The best known and last species within this group, the late Pleistocene Mihirung (Genyornis newtoni), has been confirmed to be a herbivore. Chemical analysis of fossil eggshell fragments reveal that these birds were browsers that selectively fed on the fruits, leaves, and twigs of a wide variety of plants. 

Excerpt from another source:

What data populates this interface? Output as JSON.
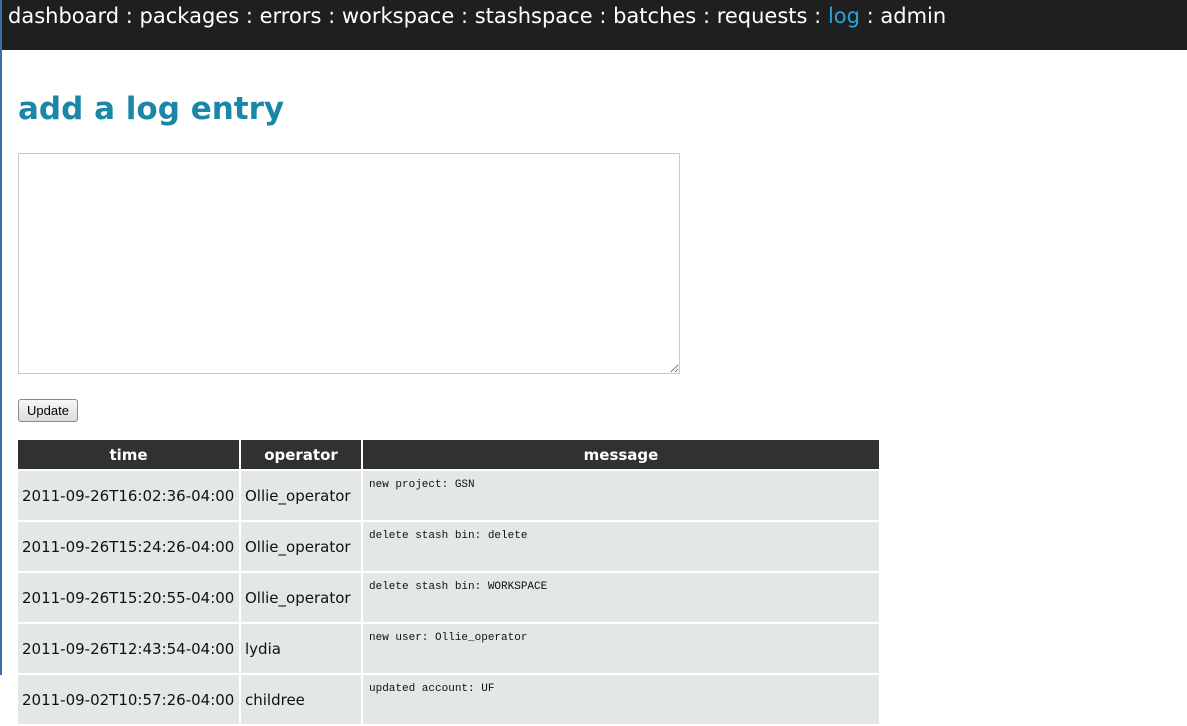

The argument is that these birds must have been predators, why else would they need such huge and powerful beaks? But consider this, some browsing herbivores today do have at least moderately powerful jaws, usually the result of including more wood and bark into the diet as opposed to just the softer leaves and fruits. Forest Elephant, Black Rhino, and Common Eland are good examples. Those animals that regularly feed on roots and tubers also have well-developed jaw muscles. Gorillas and Pandas have immensely powerful jaws (stronger than those of many comparably sized carnivores), which evolved to process extremely tough plants like bamboo stalks. Gastornis and the Australian thunderbirds very likely evolved to exploit similar niches. Their massive beaks were used to break branches, crush thick plant stalks, and strip bark instead of for tearing through flesh, although females could have potentially eaten bones on occasion for the calcium within (the main component of bird egg shells). These giant birds were more akin to giant flightless parrots than ferocious land-hawks.

The Terror Birds of South America

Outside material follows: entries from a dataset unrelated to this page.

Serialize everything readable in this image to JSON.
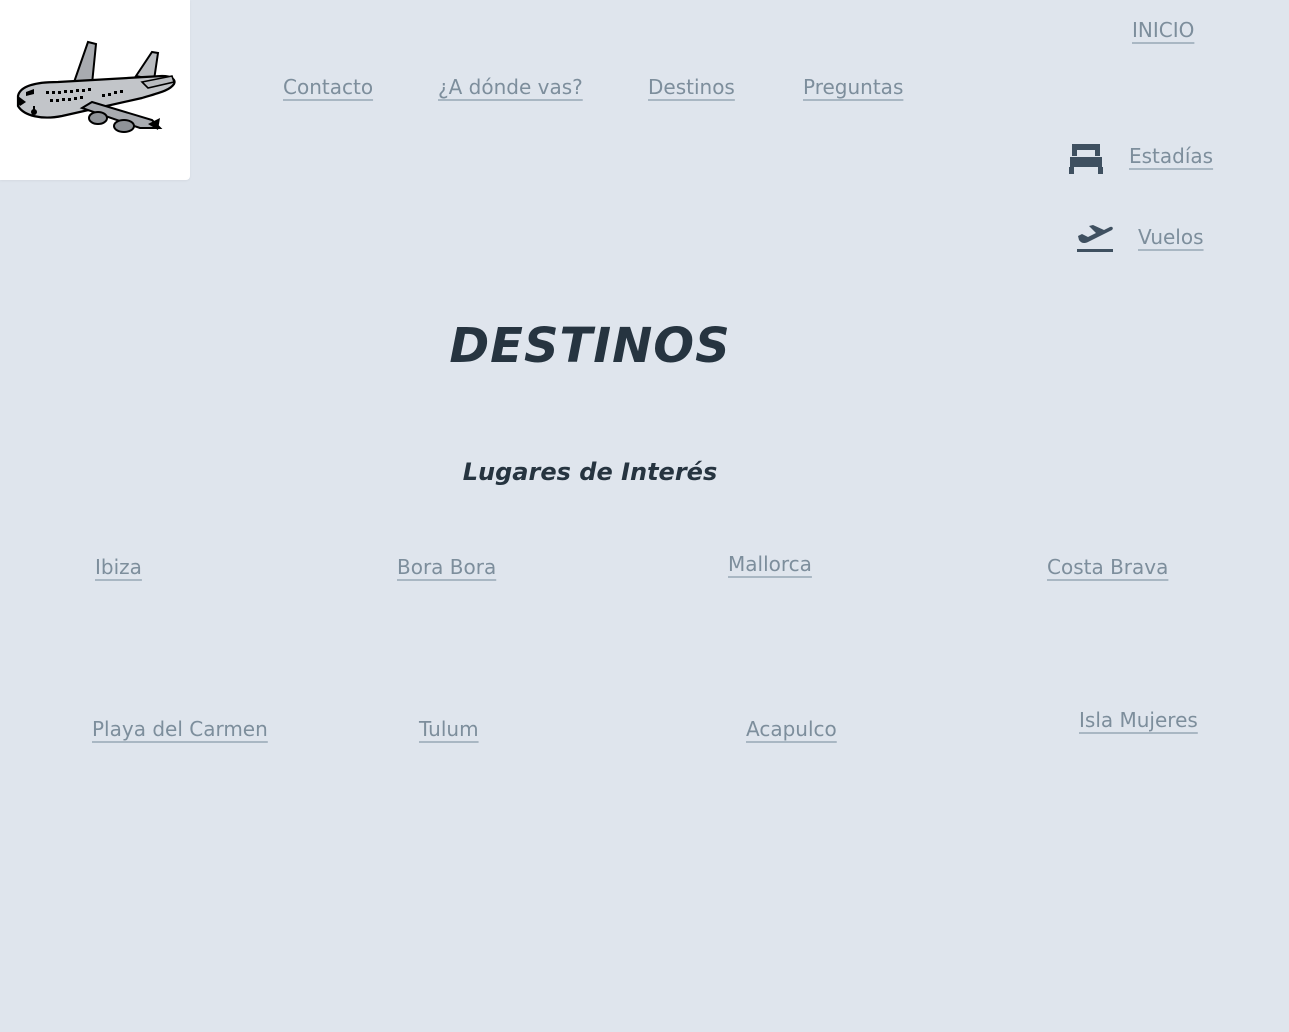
{
  "header": {
    "inicio_label": "INICIO",
    "nav": {
      "contacto": "Contacto",
      "a_donde_vas": "¿A dónde vas?",
      "destinos": "Destinos",
      "preguntas": "Preguntas"
    },
    "side": {
      "estadias": "Estadías",
      "vuelos": "Vuelos"
    }
  },
  "main": {
    "title": "DESTINOS",
    "subtitle": "Lugares de Interés",
    "places": {
      "ibiza": "Ibiza",
      "bora_bora": "Bora Bora",
      "mallorca": "Mallorca",
      "costa_brava": "Costa Brava",
      "playa_del_carmen": "Playa del Carmen",
      "tulum": "Tulum",
      "acapulco": "Acapulco",
      "isla_mujeres": "Isla Mujeres"
    }
  },
  "colors": {
    "background": "#dfe5ed",
    "link": "#7d8e9c",
    "heading": "#263440",
    "icon": "#3f5060"
  },
  "icons": {
    "logo": "airplane-logo",
    "estadias": "bed-icon",
    "vuelos": "plane-takeoff-icon"
  }
}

The Phorusrhacids, commonly known as terror birds, were a group of flightless birds that evolved in South America during the early Paleocene and lasted there until the Pleistocene. One species, Waller's Terror Bird (Titanis walleri), even invaded the southern United States 3 million years ago. There is no doubt that these birds were active predators. They ranged in size from small carnivore/omnivores probably the ecological equivalent of foxes and jackals, to truly massive predators that would have been the big cats of South America!

Head profile of the terror bird Phorusrhacos longissimus.
Like Gastornis and the thunderbirds, the terror birds had massive skulls (as long as the main body in some species). Unlike them, their beaks were not just deep, but narrow from side-to-side and built to withstand great impacts. Powered by powerful neck muscles, the skull and beak would have been wielded like the blade of an axe, driven downward with enough force to sever the prey's spinal column. This is the same killing method is believed to have been used by predatory dinosaurs like Allosaurus! Crucially, the tip of the beak has a large hook for tearing off large chunks of meat. 

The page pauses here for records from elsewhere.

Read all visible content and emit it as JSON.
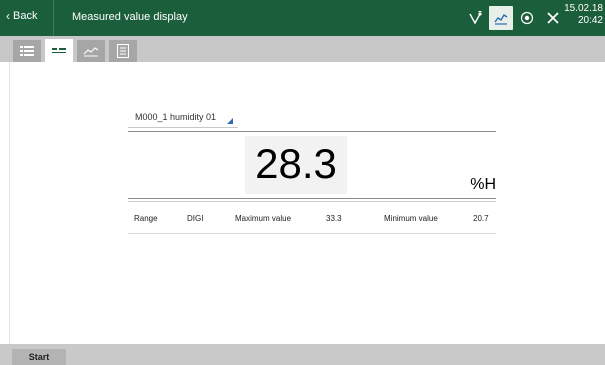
{
  "header": {
    "back_label": "Back",
    "title": "Measured value display",
    "date": "15.02.18",
    "time": "20:42",
    "toolbar_icons": [
      "sensor-connect-icon",
      "chart-icon",
      "registration-icon",
      "tools-icon"
    ],
    "accent_color": "#1b5e3b"
  },
  "tabs": [
    "list-view-icon",
    "single-value-icon",
    "chart-view-icon",
    "report-icon"
  ],
  "main": {
    "channel_selector": "M000_1 humidity 01",
    "value": "28.3",
    "unit": "%H",
    "stats": {
      "range_label": "Range",
      "range_value": "DIGI",
      "max_label": "Maximum value",
      "max_value": "33.3",
      "min_label": "Minimum value",
      "min_value": "20.7"
    }
  },
  "footer": {
    "start_label": "Start"
  }
}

The limb and foot proportions were clearly those of a predator. Some species had short, sturdy legs for ambushing prey, some had longer, more slender legs for long chases or short sprints. All species had 3-toed feet with sharp talons on the toes that could be used for traction while running or for anchoring carcasses to the ground while feeding.

The manner in which these animals attacked and killed their prey must have been very similar to that of large theropod dinosaurs. Large mammalian prey would have been most likely stalked and rushed upon from behind. To minimize the risk of injury and ensure a swift death, most predators today target the head or neck of their prey and these birds were likely no exception. The momentum of the attack and the hammer-blow from the neck and open beak would inflict considerable impact damage. Death or paralysis would result from crushing or severing of the prey's vertebrae.

Murray, P. F. & Megirian, D. (1998) "The Skull of Dromornithid Birds: Anatomical Evidence for their Relationship to Anseriformes (Dromornithidae, Anseriformes)". Records of the South Australian Museum 31: 51-97.

Rich, P. (1979). "The Dromornithidae, an Extinct Family of Large Ground Birds Endemic to Australia". Bulletin of the Bureau of Mineral Resources, Geology and Geophysics 184: 1-190.

Chandler, R.M. (1994). "The Wing of Titanis walleri ((Aves: Phorusrhacidae) from the late Blancan of Florida". Bulletin of the Florida Museum of Natural History, Biological Sciences 36: 175–180.